The game of Life introduced Kristi Ford to her new seventh-grade charges at Rim Country Middle School.
She gathered them in the cafeteria and told them to pretend they had just graduated high school. Did they want to attend college, vocational school or enter the work force?
After those choices, students proceeded to buy houses, cars and decide if they wanted families. They signed up for cell phones and the Internet, paid for food and gas.
At the next table, students were presented with bills reflecting the choices they made.
At the end, Ford confronted students with the income they would likely make based on what level of education they attained compared to the bills they accumulated along the way.
“Many of the students realized the educational choices they made did not match up to the lifestyle” they chose, Ford told the school board recently.
“It was kind of an eye-opening experience.”
Ford started working at the middle school as an academic counselor in January, but she technically works for Eastern Arizona College.
The college applied for and received $4.1 million in federal funds for the Gaining Early Awareness and Readiness for Undergraduate Programs, or GEAR UP grant. Payson will receive $180,000 over six years. Eight districts in EAC’s coverage area will receive part of the grant.
Grant money helps pay Ford to work as an academic counselor to the current class of seventh-graders as they progress through high school.
When the seventh-graders move to eighth-grade, so will she. When the seventh-graders enter high school, she will follow to help those students maintain good grades and enter college.
According to the Arizona Department of Education, 4.2 percent of students in grades seven through 12 dropped out of school in the Payson Unified School District in 2008, compared the state average of 3.6 percent. Payson’s dropout rate, however, is lower than Gila County’s 5 percent rate.
According to high school guidance counselor Don Heizer, 27 percent of Payson High School students attend four-year colleges, and 45 percent choose two-year colleges or vocational school.
Ford, through the GEAR UP grant, will work to decrease the number of dropouts and increase the number of students attending college.
She is beginning her large and somewhat abstract task by giving each of her approximately 180 to 200 seventh-graders an academic interview, an occasion that will occur annually.
By talking with students, Ford can discover if they don’t know their multiplication tables or if they’re struggling to read. She can then help devise ways to solve the problem.
Payson schools do have guidance counselors. Ford said it’s not that the middle school’s guidance counselor doesn’t want to help kids with their academic problems; he just doesn’t have time.

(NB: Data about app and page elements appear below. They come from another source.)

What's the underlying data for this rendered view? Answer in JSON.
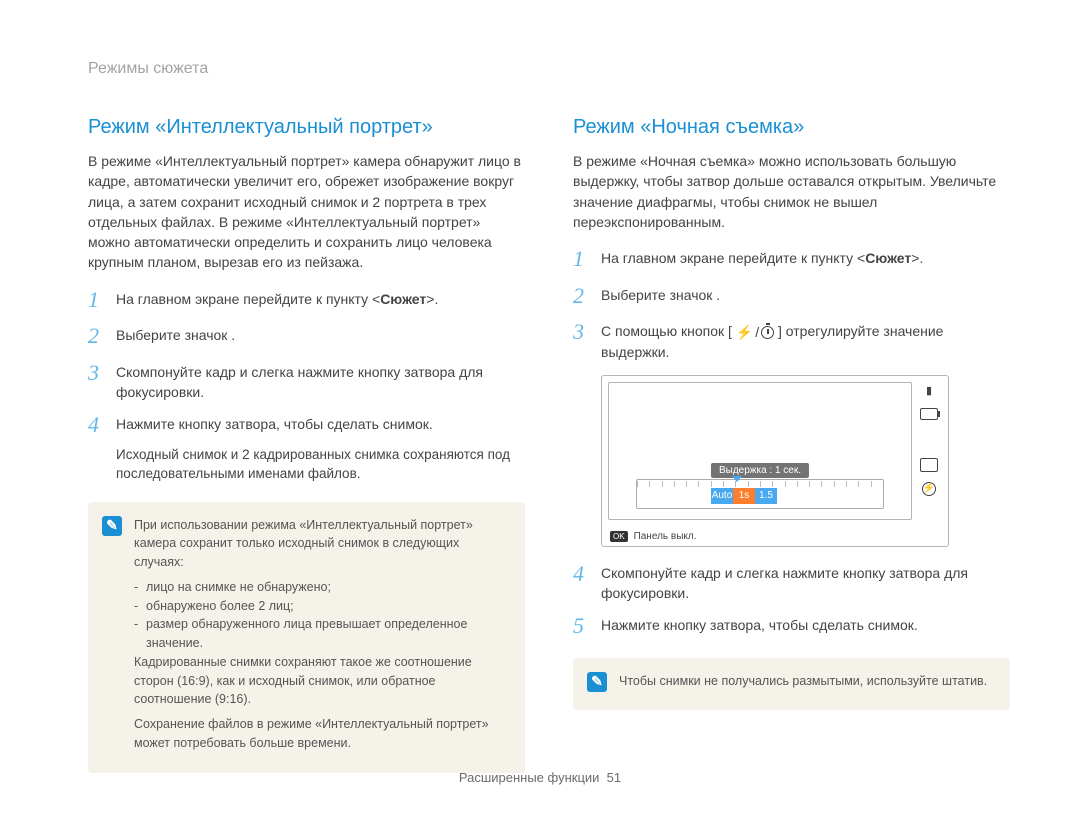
{
  "header": {
    "breadcrumb": "Режимы сюжета"
  },
  "left": {
    "title": "Режим «Интеллектуальный портрет»",
    "intro": "В режиме «Интеллектуальный портрет» камера обнаружит лицо в кадре, автоматически увеличит его, обрежет изображение вокруг лица, а затем сохранит исходный снимок и 2 портрета в трех отдельных файлах. В режиме «Интеллектуальный портрет» можно автоматически определить и сохранить лицо человека крупным планом, вырезав его из пейзажа.",
    "steps": [
      {
        "n": "1",
        "pre": "На главном экране перейдите к пункту <",
        "bold": "Сюжет",
        "post": ">."
      },
      {
        "n": "2",
        "text": "Выберите значок        ."
      },
      {
        "n": "3",
        "text": "Скомпонуйте кадр и слегка нажмите кнопку затвора для фокусировки."
      },
      {
        "n": "4",
        "text": "Нажмите кнопку затвора, чтобы сделать снимок."
      }
    ],
    "substep": "Исходный снимок и 2 кадрированных снимка сохраняются под последовательными именами файлов.",
    "note": {
      "p1": "При использовании режима «Интеллектуальный портрет» камера сохранит только исходный снимок в следующих случаях:",
      "li1": "лицо на снимке не обнаружено;",
      "li2": "обнаружено более 2 лиц;",
      "li3": "размер обнаруженного лица превышает определенное значение.",
      "p2": "Кадрированные снимки сохраняют такое же соотношение сторон (16:9), как и исходный снимок, или обратное соотношение (9:16).",
      "p3": "Сохранение файлов в режиме «Интеллектуальный портрет» может потребовать больше времени."
    }
  },
  "right": {
    "title": "Режим «Ночная съемка»",
    "intro": "В режиме «Ночная съемка» можно использовать большую выдержку, чтобы затвор дольше оставался открытым. Увеличьте значение диафрагмы, чтобы снимок не вышел переэкспонированным.",
    "steps_a": [
      {
        "n": "1",
        "pre": "На главном экране перейдите к пункту <",
        "bold": "Сюжет",
        "post": ">."
      },
      {
        "n": "2",
        "text": "Выберите значок        ."
      },
      {
        "n": "3",
        "pre": "С помощью кнопок [",
        "post": "] отрегулируйте значение выдержки."
      }
    ],
    "preview": {
      "overlay": "Выдержка : 1 сек.",
      "slider": {
        "a": "Auto",
        "b": "1s",
        "c": "1.5"
      },
      "ok": "OK",
      "footer": "Панель выкл."
    },
    "steps_b": [
      {
        "n": "4",
        "text": "Скомпонуйте кадр и слегка нажмите кнопку затвора для фокусировки."
      },
      {
        "n": "5",
        "text": "Нажмите кнопку затвора, чтобы сделать снимок."
      }
    ],
    "note": "Чтобы снимки не получались размытыми, используйте штатив."
  },
  "footer": {
    "section": "Расширенные функции",
    "page": "51"
  }
}
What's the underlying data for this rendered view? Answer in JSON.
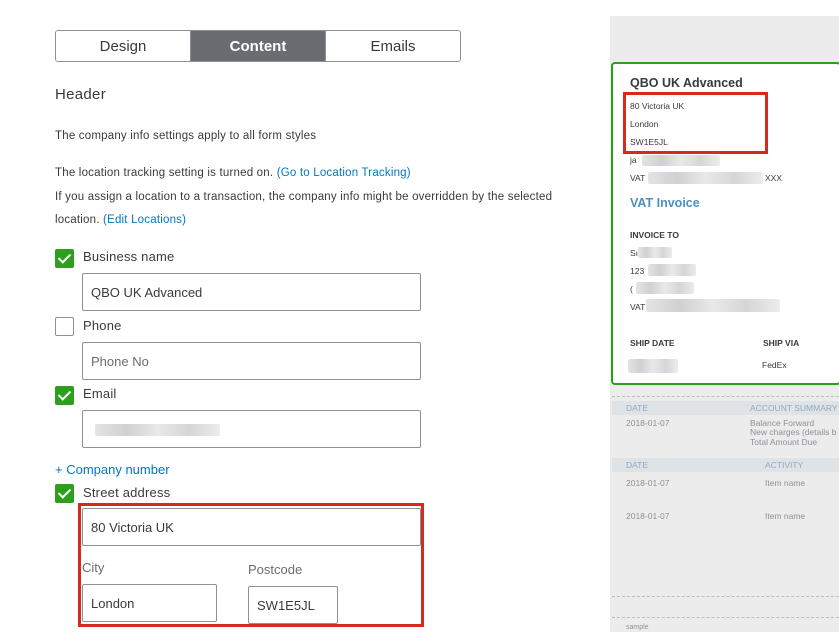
{
  "tabs": [
    {
      "label": "Design"
    },
    {
      "label": "Content"
    },
    {
      "label": "Emails"
    }
  ],
  "header": {
    "title": "Header",
    "company_info_note": "The company info settings apply to all form styles",
    "location_note": "The location tracking setting is turned on.",
    "location_link": "(Go to Location Tracking)",
    "override_note": "If you assign a location to a transaction, the company info might be overridden by the selected",
    "override_note_2": "location.",
    "edit_locations_link": "(Edit Locations)"
  },
  "fields": {
    "business_name": {
      "label": "Business name",
      "checked": true,
      "value": "QBO UK Advanced"
    },
    "phone": {
      "label": "Phone",
      "checked": false,
      "placeholder": "Phone No"
    },
    "email": {
      "label": "Email",
      "checked": true
    },
    "company_number_link": "+ Company number",
    "street_address": {
      "label": "Street address",
      "checked": true,
      "value": "80 Victoria UK"
    },
    "city": {
      "label": "City",
      "value": "London"
    },
    "postcode": {
      "label": "Postcode",
      "value": "SW1E5JL"
    }
  },
  "preview": {
    "company_name": "QBO UK Advanced",
    "address_line1": "80 Victoria UK",
    "address_line2": "London",
    "address_line3": "SW1E5JL",
    "email_prefix": "ja",
    "vat_prefix": "VAT",
    "vat_suffix": "XXX",
    "doc_title": "VAT Invoice",
    "invoice_to_label": "INVOICE TO",
    "invoice_to_line1": "Sı",
    "invoice_to_line2": "123",
    "invoice_to_line3": "(",
    "invoice_to_vat": "VAT",
    "ship_date_label": "SHIP DATE",
    "ship_via_label": "SHIP VIA",
    "ship_via_value": "FedEx",
    "summary_header": {
      "date": "DATE",
      "col": "ACCOUNT SUMMARY"
    },
    "summary_row": {
      "date": "2018-01-07",
      "line1": "Balance Forward",
      "line2": "New charges (details b",
      "line3": "Total Amount Due"
    },
    "activity_header": {
      "date": "DATE",
      "col": "ACTIVITY"
    },
    "activity_rows": [
      {
        "date": "2018-01-07",
        "item": "Item name"
      },
      {
        "date": "2018-01-07",
        "item": "Item name"
      }
    ],
    "footer_text": "sample"
  },
  "colors": {
    "accent_green": "#2ca01c",
    "link_blue": "#0077c5",
    "highlight_red": "#d52b1e",
    "active_tab": "#6b6c72"
  }
}
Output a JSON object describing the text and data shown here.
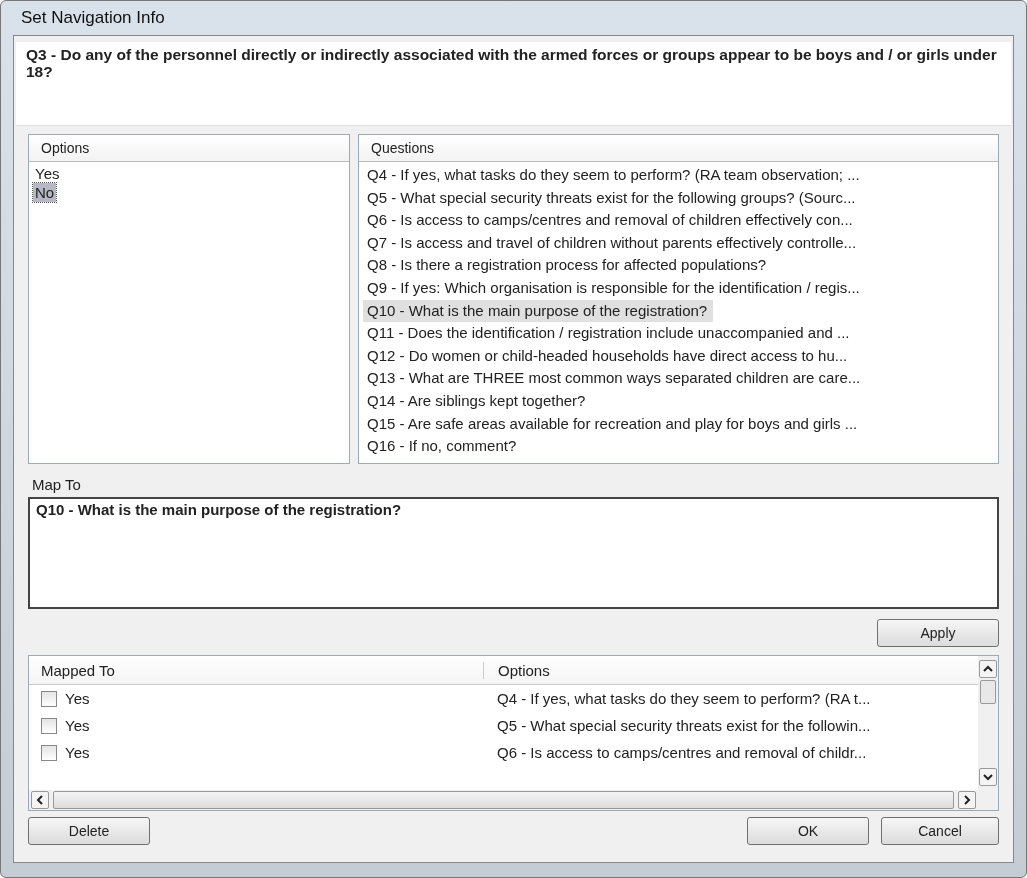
{
  "window": {
    "title": "Set Navigation Info"
  },
  "question": {
    "text": "Q3 - Do any of the personnel directly or indirectly associated with the armed forces or groups appear to be boys and / or girls under 18?"
  },
  "options_list": {
    "header": "Options",
    "items": [
      {
        "label": "Yes",
        "selected": false
      },
      {
        "label": "No",
        "selected": true
      }
    ]
  },
  "questions_list": {
    "header": "Questions",
    "items": [
      {
        "label": "Q4 - If yes, what tasks do they seem to perform? (RA team observation; ...",
        "selected": false
      },
      {
        "label": "Q5 - What special security threats exist for the following groups?  (Sourc...",
        "selected": false
      },
      {
        "label": "Q6 - Is access to camps/centres and removal of children effectively con...",
        "selected": false
      },
      {
        "label": "Q7 - Is access and travel of children without parents effectively controlle...",
        "selected": false
      },
      {
        "label": "Q8 - Is there a registration process for affected populations?",
        "selected": false
      },
      {
        "label": "Q9 - If yes: Which organisation is responsible for the identification / regis...",
        "selected": false
      },
      {
        "label": "Q10 - What is the main purpose of the registration?",
        "selected": true
      },
      {
        "label": "Q11 - Does the identification / registration include unaccompanied and ...",
        "selected": false
      },
      {
        "label": "Q12 - Do women or child-headed households have direct access to hu...",
        "selected": false
      },
      {
        "label": "Q13 - What are THREE most common ways separated children are care...",
        "selected": false
      },
      {
        "label": "Q14 - Are siblings kept together?",
        "selected": false
      },
      {
        "label": "Q15 - Are safe areas available for recreation and play for boys and girls ...",
        "selected": false
      },
      {
        "label": "Q16 - If no, comment?",
        "selected": false
      }
    ]
  },
  "map_to": {
    "label": "Map To",
    "value": "Q10 - What is the main purpose of the registration?"
  },
  "apply_button": "Apply",
  "mapped_table": {
    "columns": [
      "Mapped To",
      "Options"
    ],
    "rows": [
      {
        "checked": false,
        "mapped_to": "Yes",
        "option": "Q4 - If yes, what tasks do they seem to perform? (RA t..."
      },
      {
        "checked": false,
        "mapped_to": "Yes",
        "option": "Q5 - What special security threats exist for the followin..."
      },
      {
        "checked": false,
        "mapped_to": "Yes",
        "option": "Q6 - Is access to camps/centres and removal of childr..."
      }
    ]
  },
  "buttons": {
    "delete": "Delete",
    "ok": "OK",
    "cancel": "Cancel"
  }
}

“The world — it’s so full of commotion,” Ford said. Middle school students have pressing social and emotional needs that guidance counselors must help them with, which leaves little time for academic intervention.
Ford has definite ideas of why so many kids are falling behind, and is seemingly passionate — and ambitious — about catching them up.
First, she says it’s important to not just diagnose problems, but also find solutions.
Developing Individual Education Plans, called IEPs, for every student is another possibility. The plans have traditionally been reserved for special education students, and so there’s a stigma attached, Ford said. But the plans could be instrumental in strengthening a child’s particular weaknesses.
“The most important thing we can do is find ways to differentiate instruction,” Ford said. Students learn differently. Some by writing, some by listening and many by actually doing.
The problem for teachers, Ford said, is that the long list of state standards they must cover by the year’s end allows no time for backtracking. Those standards have rendered teaching increasingly rigid.
“This is something I think the public does not understand,” she said.
Even if teachers did backtrack, different topics confuse different children. Solutions like the Academic Center for Enrichment — the ACE lab, which the Roundup recently featured — allow individualized, computer-based instruction.
Ford plans to capitalize on already available resources like the ACE lab to help individualize instruction and help students achieve.
“A child sitting in front of a computer is not the be-all-end-all, but it does offer a child a different option,” she said.
In a district with a higher than state average dropout rate, in a state that has higher than average national dropout rates, a counselor like Ford could change those numbers dramatically.
“I’m hoping I’ll get good enough at this so that I can help out with other grades,” said Ford. She has also said that the models of intervention she develops with this class will be easily transferable to other students.
“Instead of passing a kid off and saying, ‘He can’t do it,’ we need to say, ‘How can he do it,’” Ford said.
Because Ford is in the unique position of following children through high school, she will be able to collect longitudinal data. That data can be analyzed to reveal problems or areas needing improvement. Because Ford is an employee of the college and not the district, she can talk freely without fear of offending her employer.
And perhaps through academic intervention, Ford can help her students win the game of Life.